Fresh militant attack near Karachi airport
Security forces at Pakistan's busiest airport in the city of Karachi have come under attack, a day after militants stormed one of its terminals.
Officials say gunmen on motorbikes shot at a security training camp just outside the airport and fled.
Subsequent firing which lasted for up to an hour was shots fired by the army and police at the scene, officials say.
Flights at the airport are resuming. The Pakistani Taliban say they carried out both attacks.
The gun and bomb attack on the airport's cargo terminal on Sunday left at least 38 dead, including the attackers.
Reports say the attack began after militants pulled up a vehicle and began firing. Officials said the gunfire was directed towards their camp, but no gunmen penetrated the airport security perimeter.
The heavy weapons and sustained gunfire seems to have been the concerted army response so close to the scene of the airport attack.
Pakistan's Prime Minister Nawaz Sharif has said the attackers should be "pursued and eliminated".
The military has sealed off the area and are conducting intensive search operations in the area.
Analysis: M Ilyas Khan, BBC News, Islamabad
Pakistanis have reacted in shock to the attacks on Karachi airport and what is being seen as retaliatory bombing of militant hideouts in the north-west by government jets. The Karachi attacks have undermined an atmosphere of peace and rapprochement which Prime Minister Nawaz Sharif had been working to create.

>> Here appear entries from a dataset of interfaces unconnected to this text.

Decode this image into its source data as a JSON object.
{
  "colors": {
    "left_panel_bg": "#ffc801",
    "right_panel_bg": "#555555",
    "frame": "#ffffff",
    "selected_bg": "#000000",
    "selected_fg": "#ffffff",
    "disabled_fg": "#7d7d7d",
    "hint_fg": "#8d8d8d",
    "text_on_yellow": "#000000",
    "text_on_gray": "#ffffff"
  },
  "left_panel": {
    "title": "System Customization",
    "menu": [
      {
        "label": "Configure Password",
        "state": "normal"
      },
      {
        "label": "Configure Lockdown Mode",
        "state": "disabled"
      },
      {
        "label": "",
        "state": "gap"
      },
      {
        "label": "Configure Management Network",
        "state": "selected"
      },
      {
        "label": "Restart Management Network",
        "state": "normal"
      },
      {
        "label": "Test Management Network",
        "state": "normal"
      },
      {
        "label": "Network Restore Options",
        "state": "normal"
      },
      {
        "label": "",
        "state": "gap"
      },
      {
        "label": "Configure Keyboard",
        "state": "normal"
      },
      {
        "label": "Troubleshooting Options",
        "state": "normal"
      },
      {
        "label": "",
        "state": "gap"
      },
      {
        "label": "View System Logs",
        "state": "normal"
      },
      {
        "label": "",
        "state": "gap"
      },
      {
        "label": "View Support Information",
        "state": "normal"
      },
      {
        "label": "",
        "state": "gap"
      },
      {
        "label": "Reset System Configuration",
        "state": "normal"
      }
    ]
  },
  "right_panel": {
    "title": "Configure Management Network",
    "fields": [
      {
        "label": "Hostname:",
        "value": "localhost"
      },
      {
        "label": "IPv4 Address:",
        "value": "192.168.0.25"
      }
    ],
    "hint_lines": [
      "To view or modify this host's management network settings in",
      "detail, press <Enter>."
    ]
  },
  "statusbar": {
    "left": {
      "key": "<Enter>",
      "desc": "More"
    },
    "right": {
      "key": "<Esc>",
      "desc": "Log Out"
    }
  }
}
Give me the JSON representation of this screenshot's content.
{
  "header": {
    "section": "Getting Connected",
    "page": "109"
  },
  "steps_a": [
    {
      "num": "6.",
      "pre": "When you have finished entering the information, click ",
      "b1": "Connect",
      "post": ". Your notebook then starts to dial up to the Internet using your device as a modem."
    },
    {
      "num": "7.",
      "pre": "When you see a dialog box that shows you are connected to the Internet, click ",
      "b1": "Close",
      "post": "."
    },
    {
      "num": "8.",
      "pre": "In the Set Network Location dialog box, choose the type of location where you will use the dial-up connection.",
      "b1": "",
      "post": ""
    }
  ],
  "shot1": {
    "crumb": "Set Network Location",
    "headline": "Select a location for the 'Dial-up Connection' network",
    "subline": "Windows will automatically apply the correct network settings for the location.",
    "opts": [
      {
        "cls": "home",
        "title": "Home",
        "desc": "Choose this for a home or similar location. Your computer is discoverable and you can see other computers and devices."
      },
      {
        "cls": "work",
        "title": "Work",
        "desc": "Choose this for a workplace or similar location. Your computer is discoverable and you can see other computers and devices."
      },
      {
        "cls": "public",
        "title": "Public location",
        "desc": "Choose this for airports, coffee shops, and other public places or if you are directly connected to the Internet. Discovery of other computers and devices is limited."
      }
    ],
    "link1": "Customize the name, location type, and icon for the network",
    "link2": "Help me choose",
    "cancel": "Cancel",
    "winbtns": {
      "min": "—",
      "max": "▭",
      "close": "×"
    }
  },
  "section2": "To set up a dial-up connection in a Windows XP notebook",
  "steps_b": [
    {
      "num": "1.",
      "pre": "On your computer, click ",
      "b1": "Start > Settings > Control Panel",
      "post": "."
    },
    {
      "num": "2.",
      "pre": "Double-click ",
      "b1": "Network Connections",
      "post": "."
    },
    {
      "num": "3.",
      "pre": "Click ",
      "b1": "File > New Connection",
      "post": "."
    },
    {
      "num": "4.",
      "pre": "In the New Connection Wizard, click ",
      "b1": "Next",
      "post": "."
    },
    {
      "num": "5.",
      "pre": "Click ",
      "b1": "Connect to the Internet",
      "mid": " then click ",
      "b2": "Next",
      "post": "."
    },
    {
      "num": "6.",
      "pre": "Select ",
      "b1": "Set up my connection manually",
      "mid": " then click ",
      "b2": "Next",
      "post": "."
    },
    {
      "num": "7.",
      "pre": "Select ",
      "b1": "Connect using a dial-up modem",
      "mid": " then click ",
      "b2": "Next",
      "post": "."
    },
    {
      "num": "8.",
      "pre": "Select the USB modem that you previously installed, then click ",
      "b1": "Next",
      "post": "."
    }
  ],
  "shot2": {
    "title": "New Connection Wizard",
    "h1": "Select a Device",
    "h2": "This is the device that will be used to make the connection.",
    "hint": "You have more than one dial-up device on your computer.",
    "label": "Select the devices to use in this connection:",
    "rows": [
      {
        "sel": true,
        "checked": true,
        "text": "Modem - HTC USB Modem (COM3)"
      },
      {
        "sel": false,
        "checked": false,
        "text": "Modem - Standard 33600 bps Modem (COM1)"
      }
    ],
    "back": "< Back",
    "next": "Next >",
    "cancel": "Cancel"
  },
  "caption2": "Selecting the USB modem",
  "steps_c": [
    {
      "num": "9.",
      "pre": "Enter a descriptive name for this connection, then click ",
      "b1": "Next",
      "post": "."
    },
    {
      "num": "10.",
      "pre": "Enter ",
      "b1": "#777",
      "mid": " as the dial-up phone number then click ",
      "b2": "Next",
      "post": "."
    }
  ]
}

They have also targeted his plans for an early economic recovery by raising big questions over security for international travellers arriving and leaving the commercial capital.
The surge in violence comes amid a growing perception that Pakistani forces may finally be about to launch an operation in North Waziristan to clean up what many here see as the militants' last remaining sanctuary on Pakistani territory.
But the ability of the militants to keep up the tempo will depend on the security of their urban cells, their continued access to "insider" intelligence, and the extent to which Pakistan is willing to part with its traditional policy of classifying militants as "good" and "bad".
Several flights were turned back - one shortly before it was due to land - as they were en route to Karachi, local media reports say.
The death toll from Sunday night's airport raid rose sharply overnight after nine more bodies were discovered, seven of them in a cold storage facility.
This latest violence comes against the backdrop of a major split in the Pakistani Taliban, and threats of retaliation following military operations against Pakistan's tribal north-west.
It has brought the government of Mr Sharif under renewed pressure to order tough action against the Taliban, correspondents say.
Early on Tuesday the Pakistani military carried out air strikes in tribal areas in the north-west Khyber region, killing at least 15 militants, officials say.
Who are the Pakistani Taliban?
•With its roots in the Afghan Taliban, the Pakistani Tehreek-e-Taliban movement came to the fore in 2007 by unleashing a wave of violence
•Its leaders have traditionally been based in Pakistan's tribal areas but it is really a loose affiliation of militant groups, some based in areas like Punjab and even Karachi
•The various Taliban groups have different attitudes to talks with the government - some analysts say this has led to divisions in the movement
•Collectively they are responsible for the deaths of thousands of Pakistanis and have also co-ordinated assaults on numerous security targets
•Two former TTP leaders, Baitullah Mehsud and Hakimullah Mehsud, as well as many senior commanders have been killed in US drone strikes
•It is unclear if current leader Maulana Fazlullah, who comes from outside the tribal belt, is even in Pakistan, but he has a reputation for ruthlessness